*Exercise description*:
Every line with the string "title" in it belongs in your answer, so copy them all from the data.

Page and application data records
>>>>>

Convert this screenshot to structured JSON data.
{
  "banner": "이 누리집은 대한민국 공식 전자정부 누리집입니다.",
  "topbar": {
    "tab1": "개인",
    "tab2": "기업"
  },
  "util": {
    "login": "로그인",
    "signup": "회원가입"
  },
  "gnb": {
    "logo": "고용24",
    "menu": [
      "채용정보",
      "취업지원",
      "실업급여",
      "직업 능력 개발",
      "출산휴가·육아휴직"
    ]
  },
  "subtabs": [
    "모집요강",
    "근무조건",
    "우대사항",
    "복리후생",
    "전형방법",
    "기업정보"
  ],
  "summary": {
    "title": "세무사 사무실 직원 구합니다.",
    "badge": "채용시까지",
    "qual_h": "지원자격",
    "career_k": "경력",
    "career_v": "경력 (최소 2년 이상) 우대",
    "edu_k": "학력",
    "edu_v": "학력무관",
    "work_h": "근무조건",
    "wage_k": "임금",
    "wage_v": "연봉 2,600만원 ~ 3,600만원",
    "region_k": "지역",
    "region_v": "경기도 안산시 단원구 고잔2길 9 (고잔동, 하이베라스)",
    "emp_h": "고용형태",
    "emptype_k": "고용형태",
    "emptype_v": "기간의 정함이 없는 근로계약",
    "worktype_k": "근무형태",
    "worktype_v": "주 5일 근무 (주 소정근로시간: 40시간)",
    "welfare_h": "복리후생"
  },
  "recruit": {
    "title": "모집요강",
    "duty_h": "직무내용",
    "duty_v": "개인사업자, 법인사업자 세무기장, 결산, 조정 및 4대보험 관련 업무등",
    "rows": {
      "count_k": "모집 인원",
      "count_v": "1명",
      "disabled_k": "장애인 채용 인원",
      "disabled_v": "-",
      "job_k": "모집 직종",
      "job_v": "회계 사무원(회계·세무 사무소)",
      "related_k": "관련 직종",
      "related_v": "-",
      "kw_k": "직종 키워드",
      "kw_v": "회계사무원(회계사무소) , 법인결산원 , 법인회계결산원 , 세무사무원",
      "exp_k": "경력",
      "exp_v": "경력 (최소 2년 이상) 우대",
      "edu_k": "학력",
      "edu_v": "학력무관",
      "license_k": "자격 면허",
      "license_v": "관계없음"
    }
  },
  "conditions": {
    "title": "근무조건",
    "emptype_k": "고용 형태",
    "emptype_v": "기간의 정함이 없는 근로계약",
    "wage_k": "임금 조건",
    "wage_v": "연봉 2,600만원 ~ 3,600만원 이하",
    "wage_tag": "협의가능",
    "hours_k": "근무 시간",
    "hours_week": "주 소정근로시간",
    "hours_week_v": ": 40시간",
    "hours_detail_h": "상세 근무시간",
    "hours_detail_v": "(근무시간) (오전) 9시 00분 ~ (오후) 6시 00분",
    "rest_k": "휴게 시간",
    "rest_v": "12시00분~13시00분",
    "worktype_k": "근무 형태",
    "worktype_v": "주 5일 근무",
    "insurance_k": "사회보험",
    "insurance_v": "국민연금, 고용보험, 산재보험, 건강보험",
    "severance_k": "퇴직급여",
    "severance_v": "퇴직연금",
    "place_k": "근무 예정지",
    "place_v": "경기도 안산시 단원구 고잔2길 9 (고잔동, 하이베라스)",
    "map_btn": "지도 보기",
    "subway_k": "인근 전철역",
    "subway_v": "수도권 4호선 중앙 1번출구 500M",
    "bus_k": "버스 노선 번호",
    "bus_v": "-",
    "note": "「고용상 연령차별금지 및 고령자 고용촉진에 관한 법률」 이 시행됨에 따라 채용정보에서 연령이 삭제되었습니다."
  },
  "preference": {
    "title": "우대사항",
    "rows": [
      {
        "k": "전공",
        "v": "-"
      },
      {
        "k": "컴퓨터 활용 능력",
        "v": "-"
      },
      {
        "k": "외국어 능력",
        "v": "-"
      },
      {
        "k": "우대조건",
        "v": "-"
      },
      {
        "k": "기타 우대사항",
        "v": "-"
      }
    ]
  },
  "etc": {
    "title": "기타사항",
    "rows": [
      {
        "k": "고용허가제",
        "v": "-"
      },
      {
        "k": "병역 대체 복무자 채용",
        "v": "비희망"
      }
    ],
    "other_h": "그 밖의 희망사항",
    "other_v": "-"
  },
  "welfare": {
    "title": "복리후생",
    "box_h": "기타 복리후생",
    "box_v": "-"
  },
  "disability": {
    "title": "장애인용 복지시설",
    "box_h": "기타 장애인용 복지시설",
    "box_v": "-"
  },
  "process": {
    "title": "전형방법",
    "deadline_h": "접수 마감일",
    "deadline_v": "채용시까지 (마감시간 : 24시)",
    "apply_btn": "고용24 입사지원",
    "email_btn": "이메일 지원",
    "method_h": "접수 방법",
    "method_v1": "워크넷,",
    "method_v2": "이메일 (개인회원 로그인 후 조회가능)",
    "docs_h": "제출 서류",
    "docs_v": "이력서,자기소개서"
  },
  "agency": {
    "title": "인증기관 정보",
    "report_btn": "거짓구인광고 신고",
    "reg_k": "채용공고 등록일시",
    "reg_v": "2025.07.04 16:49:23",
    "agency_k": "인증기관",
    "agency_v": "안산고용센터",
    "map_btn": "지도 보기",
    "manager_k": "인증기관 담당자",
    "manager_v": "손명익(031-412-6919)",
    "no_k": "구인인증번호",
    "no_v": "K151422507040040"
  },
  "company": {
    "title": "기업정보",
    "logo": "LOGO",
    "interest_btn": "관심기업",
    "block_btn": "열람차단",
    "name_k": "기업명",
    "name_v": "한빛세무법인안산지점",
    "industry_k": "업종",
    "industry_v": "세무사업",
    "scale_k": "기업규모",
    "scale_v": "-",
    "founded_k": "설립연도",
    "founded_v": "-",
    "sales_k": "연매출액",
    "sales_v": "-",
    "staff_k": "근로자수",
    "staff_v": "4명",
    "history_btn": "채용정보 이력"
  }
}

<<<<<

*Worked solution*:
    "title": "세무사 사무실 직원 구합니다.",
    "title": "모집요강",
    "title": "근무조건",
    "title": "우대사항",
    "title": "기타사항",
    "title": "복리후생",
    "title": "장애인용 복지시설",
    "title": "전형방법",
    "title": "인증기관 정보",
    "title": "기업정보",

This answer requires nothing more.